Grants & Grant Management
OSPI works to ensure efficient and economic use of federal and state funding in compliance with appropriate regulations. The programs listed below offer new policy and funding in order to promote the improvement of performance for students and schools alike.
- For a full list of state grants log into our iGrants system.
- Review the full list of the federal EGMS grants going live by 2023-24.
Education Grant Management System (EGMS)
The Education Grant Management System (EGMS) is an application designed for users to apply for funding opportunities, manage grants, and award grant recipients.
ESEA Consolidated Grant Application
The Consolidated Grant Application (CGA) launched last spring. LEAs apply and process claims for seven Elementary and Secondary Education Act (ESEA) programs through the CGA.
21st Century Learning
The Nita M. Lowey 21st Century Community Learning Centers Program supports the creation of community learning centers that provide academic enrichment opportunities during non-school hours for children, particularly students who attend high-poverty and low-performing schools. OSPI oversees the administration of the federal grant, (Title IV Part B), which funds 21st Century programs for our students.
ALE Accelerating Unfinished Learning
This grant also encourages accelerated learning recovery through academic and social emotional screening, individualizing a response via ALE, and providing the funding for school districts who would otherwise be financially disincentivized to offer ALE.
In Washington state, a traditional school year lasts 180 days. Students have a few short breaks along the way and a long break in the summer. Instead of concentrating 180 school days into nine months, a balanced calendar spreads them throughout the year. Schools may use the breaks to host “intersessions,” where they can provide additional learning experiences if needed.
Beginning Educator Support Team
BEST Grants become available in late spring or summer depending on funding.
Closing Educational Achievement Gaps
Title I, Part A funding can support early learning and Kindergarten to grade 12. These programs and services provide customized instruction and curricula that help students meet academic standards and take an active, engaged interest in what they learn and do. As the oldest and largest federal education program, Title I, Part A programs build equity of opportunity for children whose struggles often keep them on the academic sidelines.
The Washington State Legislature allocated $12,885,000, for grants to community-based organizations (CBOs), to collaborate with Washington school districts to support learning recovery and acceleration.

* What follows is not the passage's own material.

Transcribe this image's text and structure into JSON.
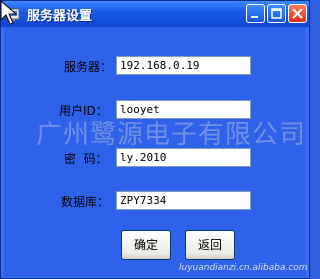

Consolidated Program Review
The Consolidated Program Review (CPR) monitors multiple federally funded programs under the Elementary and Secondary Education Act (ESEA). This process fulfills OSPI's compliance monitoring requirements under Federal regulations (2 CFR 200).
Digital Equity & Inclusion
An essential part of implementing OSPI’s educational technology standards is advocating for sufficient funding for all districts to help close opportunity gaps related to educational technology. Through the legislative support of House Bill 1365, OSPI will soon provide grants focused on digital equity and inclusion to support these standards.
Every Student Succeeds Act
The Every Student Succeeds Act (ESSA) replaced No Child Left Behind (NCLB) on December 10, 2015. It is the reauthorization of the Elementary and Secondary Education Act (ESEA).
Homeless Education Grants
Federal and state grant funding is available to districts on a competitive and/or formula basis. Learn more about the federal McKinney-Vento Act Grant, the state Homeless Student Stability education Program (HSSeP) Grant, and the American Rescue Plan-Homeless Children and Youth (ARP-HCY) grant.
Improving Teacher and Principal Quality
The purpose of Title II, Part A is to increase the academic achievement of all students by helping schools and districts improve teacher and principal quality. This includes teacher preparation and qualifications of new teachers, recruitment and hiring, induction, professional development, and retention. In addition, Title IIA funds may be used to improve the skills and knowledge of principals for effective school leadership.
LifeSkills Training Substance Abuse Prevention
The Botvin LifeSkills program teaches youth how to cope with and manage stress and anxiety, build positive relationship and communication skills, and develop refusal skills to prevent and reduce substance use and abuse.
Open Educational Resource
Many districts are developing or adapting openly licensed resources. As a result, we have a tremendous opportunity to share resources across districts and reduce duplication of efforts. These small, competitive grants are provided to districts developing their own OER core or unit-level instructional materials.
Reimagine Education Project
The Reimagine Education Project fund local pilots, through the 2022-2023 school year, to provide regular professional learning and networking, collect evidence on successful practices, and support the continued transformation of our education system and inform future policy and funding decisions.
Rural Education Initiative
The Rural Education Initiative is a suite of federal programs designed to address the unique needs of rural local education agencies (LEAs). These LEAs frequently lack personnel and resources needed to compete for federal competitive grants and often receive formula allocations that are too small to be used effectively for their intended purposes.
Student Support and Academic Enrichment
The Student Support and Academic Enrichment program provides funding to improve students’ academic achievement by increasing school district capacity. This helps to provide all students with access to a well-rounded education, improve school conditions for student learning and increase the use of technology to enhance the academic achievement and digital literacy of all students.